On the other hand, the fact that the alignment still holds true 5,000 years later does still strike me as awe-inspiring and slightly god-like.


Sunset over the sea to Skye – and the Cuillin mountains

The Divided Brain… Iain McGilchrist

After reading Iain McGilchrist‘s extended essay The Divided Brain and the Search for Meaning I was trying to summarise what it said, it being itself a summary of his great book The Master and His Emissary , to daughter Becky on the ‘phone. Here is more or less what I found myself saying:
When you look at a brain, not just a human brain but any animal brain, the most striking thing about it is that it is separated into two halves. When you look more closely you find that the connection between the two halves (the corpus callosum), deep inside, is surprisingly small in size. And when you look closer still, using sophisticated techniques of modern science, you find that 80% of the messages passing though this connection are inhibitory. On the face of it this is very strange. It seems that the two halves of the brain, the seat of what seems, self-evidently, to be a unified self, are being carefully kept apart.
McGilchrist pointed out another strange thing in The Master and His Emissary: People who have had their hemispheres completely separated, as is sometimes done as a desperate remedy for intractable epilepsy, are not greatly incapacitated as a result. He asks “why ever not?”.
He further points out that the two halves of the brain, when closely compared, are not mirror images of one another, but are actually quite different in both shape and internal structure.
His explanation for this profound division of the brain is that there are two ways of modelling the world, both necessary, but completely different from one another. And one half of the brain is adapted to do it one way, and the other the other. We need both, but most of the time they must be kept separate. This is because they are completely different kinds of things – or different kinds of models.

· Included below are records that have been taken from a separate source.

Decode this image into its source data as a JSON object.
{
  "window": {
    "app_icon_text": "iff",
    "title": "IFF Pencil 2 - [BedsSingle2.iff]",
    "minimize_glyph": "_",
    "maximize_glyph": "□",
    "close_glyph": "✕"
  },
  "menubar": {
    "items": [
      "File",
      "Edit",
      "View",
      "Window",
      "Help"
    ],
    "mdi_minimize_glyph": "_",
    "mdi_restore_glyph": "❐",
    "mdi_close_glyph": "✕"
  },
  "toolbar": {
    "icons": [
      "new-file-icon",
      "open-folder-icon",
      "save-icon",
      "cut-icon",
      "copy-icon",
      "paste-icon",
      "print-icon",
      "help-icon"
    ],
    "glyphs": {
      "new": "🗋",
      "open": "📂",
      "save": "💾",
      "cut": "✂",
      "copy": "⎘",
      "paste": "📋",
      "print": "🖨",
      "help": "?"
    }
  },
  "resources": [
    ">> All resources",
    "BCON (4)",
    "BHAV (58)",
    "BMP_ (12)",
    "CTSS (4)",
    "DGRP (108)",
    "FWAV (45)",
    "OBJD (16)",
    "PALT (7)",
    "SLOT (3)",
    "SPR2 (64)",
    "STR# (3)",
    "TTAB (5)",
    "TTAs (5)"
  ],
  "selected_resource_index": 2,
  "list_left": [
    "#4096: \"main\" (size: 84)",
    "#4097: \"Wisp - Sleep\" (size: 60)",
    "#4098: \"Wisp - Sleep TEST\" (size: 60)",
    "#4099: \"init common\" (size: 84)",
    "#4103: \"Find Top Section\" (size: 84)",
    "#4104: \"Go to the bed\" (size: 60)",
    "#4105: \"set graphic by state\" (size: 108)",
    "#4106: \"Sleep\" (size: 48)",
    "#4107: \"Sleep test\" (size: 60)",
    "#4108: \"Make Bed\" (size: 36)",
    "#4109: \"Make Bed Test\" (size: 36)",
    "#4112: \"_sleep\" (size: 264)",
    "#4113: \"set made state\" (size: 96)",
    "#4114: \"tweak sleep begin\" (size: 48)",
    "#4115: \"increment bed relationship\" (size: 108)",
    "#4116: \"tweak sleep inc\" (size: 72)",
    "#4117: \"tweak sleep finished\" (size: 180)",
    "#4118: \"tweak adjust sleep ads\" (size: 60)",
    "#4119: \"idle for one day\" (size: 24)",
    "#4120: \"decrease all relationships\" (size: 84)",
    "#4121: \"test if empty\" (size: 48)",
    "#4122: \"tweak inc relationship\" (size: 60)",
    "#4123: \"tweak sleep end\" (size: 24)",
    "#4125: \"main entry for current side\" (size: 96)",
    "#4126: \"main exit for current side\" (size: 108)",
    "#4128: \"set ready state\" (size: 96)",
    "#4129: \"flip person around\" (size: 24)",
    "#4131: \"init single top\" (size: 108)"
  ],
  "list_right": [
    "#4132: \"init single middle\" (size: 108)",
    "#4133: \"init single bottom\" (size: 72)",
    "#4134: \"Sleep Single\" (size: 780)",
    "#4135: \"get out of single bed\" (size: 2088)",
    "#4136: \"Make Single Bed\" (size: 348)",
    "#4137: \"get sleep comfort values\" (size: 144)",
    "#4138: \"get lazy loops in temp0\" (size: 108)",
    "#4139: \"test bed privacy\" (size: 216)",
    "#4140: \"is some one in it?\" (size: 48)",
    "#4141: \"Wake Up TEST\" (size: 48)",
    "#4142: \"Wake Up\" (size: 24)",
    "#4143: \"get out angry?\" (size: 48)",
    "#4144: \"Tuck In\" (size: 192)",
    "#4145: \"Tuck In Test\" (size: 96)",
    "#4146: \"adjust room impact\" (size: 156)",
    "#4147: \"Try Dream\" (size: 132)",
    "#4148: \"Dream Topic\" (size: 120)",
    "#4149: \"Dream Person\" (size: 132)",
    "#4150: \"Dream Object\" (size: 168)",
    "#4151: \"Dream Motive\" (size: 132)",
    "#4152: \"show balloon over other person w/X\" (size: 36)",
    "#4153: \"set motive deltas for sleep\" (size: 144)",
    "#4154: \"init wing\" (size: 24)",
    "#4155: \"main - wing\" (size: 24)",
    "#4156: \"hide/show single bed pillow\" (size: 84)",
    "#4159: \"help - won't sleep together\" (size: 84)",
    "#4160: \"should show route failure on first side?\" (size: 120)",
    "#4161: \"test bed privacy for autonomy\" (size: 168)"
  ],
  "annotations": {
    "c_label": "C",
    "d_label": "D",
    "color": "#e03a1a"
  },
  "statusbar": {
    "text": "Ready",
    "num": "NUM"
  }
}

But how can we describe this difference between these kinds of modelling? Shall we say that one brain (the right) is touchy-feely, instinctive, direct experience, while the other is measured, analysed, codified, processed? Perhaps. But the idea that I found myself repeating to Becky was simpler: one (the left this time) is the map and the other is the territory. Which ties in with the old adage: ‘the map is not the territory‘. The two are not the same, not even when they appear to be. I see this as important in the modern world because the more sophisticated the ‘map’ becomes the stronger the illusion that it actually is the territory.

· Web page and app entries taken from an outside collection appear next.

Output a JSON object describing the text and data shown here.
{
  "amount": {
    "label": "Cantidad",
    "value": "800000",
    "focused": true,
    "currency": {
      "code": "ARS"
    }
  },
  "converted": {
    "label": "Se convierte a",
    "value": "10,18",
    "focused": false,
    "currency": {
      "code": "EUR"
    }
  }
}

Another idea of mine is that the right brain model is analogue (like a vinyl record) and the left digital (like a CD) – again entirely different in kind, but all-too-easily producing the illusion of being exactly the same. But I would like to know what McGilchrist thinks of that.

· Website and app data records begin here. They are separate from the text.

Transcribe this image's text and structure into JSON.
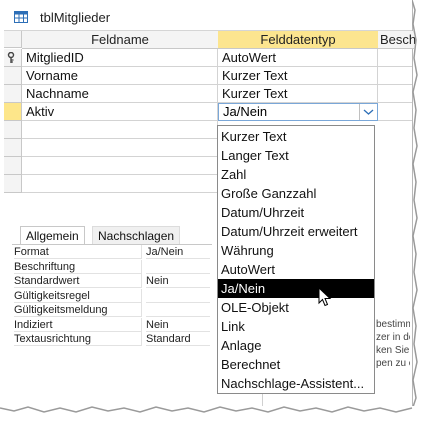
{
  "window": {
    "title": "tblMitglieder",
    "table_icon": "table-icon"
  },
  "grid": {
    "headers": [
      "Feldname",
      "Felddatentyp",
      "Beschr"
    ],
    "rows": [
      {
        "name": "MitgliedID",
        "type": "AutoWert",
        "primary_key": true
      },
      {
        "name": "Vorname",
        "type": "Kurzer Text"
      },
      {
        "name": "Nachname",
        "type": "Kurzer Text"
      },
      {
        "name": "Aktiv",
        "type": "Ja/Nein",
        "current": true
      }
    ],
    "selected_header_color": "#fce58f"
  },
  "dropdown": {
    "items": [
      "Kurzer Text",
      "Langer Text",
      "Zahl",
      "Große Ganzzahl",
      "Datum/Uhrzeit",
      "Datum/Uhrzeit erweitert",
      "Währung",
      "AutoWert",
      "Ja/Nein",
      "OLE-Objekt",
      "Link",
      "Anlage",
      "Berechnet",
      "Nachschlage-Assistent..."
    ],
    "selected": "Ja/Nein"
  },
  "properties": {
    "tabs": [
      "Allgemein",
      "Nachschlagen"
    ],
    "rows": [
      {
        "label": "Format",
        "value": "Ja/Nein"
      },
      {
        "label": "Beschriftung",
        "value": ""
      },
      {
        "label": "Standardwert",
        "value": "Nein"
      },
      {
        "label": "Gültigkeitsregel",
        "value": ""
      },
      {
        "label": "Gültigkeitsmeldung",
        "value": ""
      },
      {
        "label": "Indiziert",
        "value": "Nein"
      },
      {
        "label": "Textausrichtung",
        "value": "Standard"
      }
    ]
  },
  "help": {
    "lines": [
      "bestimm",
      "zer in de",
      "ken Sie F",
      "pen zu e"
    ]
  }
}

That is what I said to Becky, but McGilchrist also  goes on to show that these two different ways of modelling the world are reflected in different ways of organising society and deciding its priorities. That both are necessary, but that the society we are living in at the moment leans far too much towards the left-brain model.
Of the myriad aspects of life to which this analysis is applicable, I am currently preoccupied with the difference between living according to the rules and living according to something beyond the rules. I see here an explanation for how reasonable people are currently disagreeing violently over the question of whether it is right to avoid paying tax by means of clever manipulation of ‘the rules’. In this case the violence of the disagreement arises from the fact that each party sees it as self-evident that his or her approach is correct. I would go as far as to say that people who spend a lot of time playing sport are used to seeing the clever manipulation of rules as self-evidently virtuous. And that links with a visceral distaste I feel for the current tendency to describe people engaged in human activities as ‘players’. So, while the terms of such arguments appear to be the same, in fact they are so different that they cannot be meaningfully compared. They ought to be kept separate, in two carefully divided halves of comprehension, but here they clash with a terrible thunder.